Published online on


The loop diuretic furosemide has an action to inhibit Na+–K+–2Cl− co‐transporter at the thick ascending limb of Henle's loop resulting in diuresis. Furosemide also has the non‐diuretic effects by binding to GABA‐A receptor which may involve the gastrointestinal tract. The aim of this study was to investigate the effects of furosemide on smooth muscle contractions in mice ileum and proximal colon. Each intestinal segment suspended in an organ bath was connected to a force transducer. Signal output of mechanical activity was amplified and recorded for analysis using PowerLab System. After equilibration, the intestine was directly exposed to furosemide, GABA, GABA‐A receptor agonist (muscimol), or muscarinic receptor antagonist (atropine). Furosemide (50, 100 and 500 μmol L−1) acutely reduced the amplitude of ileal and colonic contraction. In the ileum, 1 mmol L−1 GABA and 10‐60 μmol L−1 muscimol significantly increased the amplitude, whereas in the colon, 50‐100 mmol L−1 GABA and 60 μmol L−1 muscimol decreased the contractions. The contractions were also significantly suppressed by atropine. To investigate the mechanisms underlying the inhibiting effect of furosemide, furosemide was added to the organ bath prior to the addition of muscimol or atropine. A comparison of furosemide combined with muscimol or atropine group and furosemide group showed no significant difference of the ileal contraction, but the amplitude of colonic contraction significantly decreased when compared to adding furosemide alone.
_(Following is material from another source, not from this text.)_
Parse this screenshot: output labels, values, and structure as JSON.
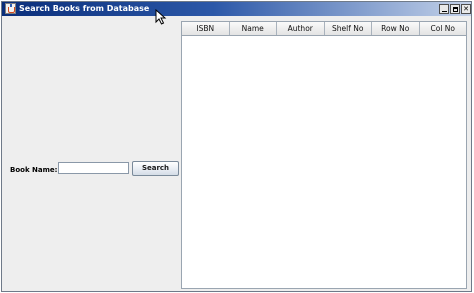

These results suggest that furosemide can reduce the ileal and proximal colonic contraction mediated by blocking and supporting of GABA‐A receptor, respectively, resulting in decreased acetylcholine release.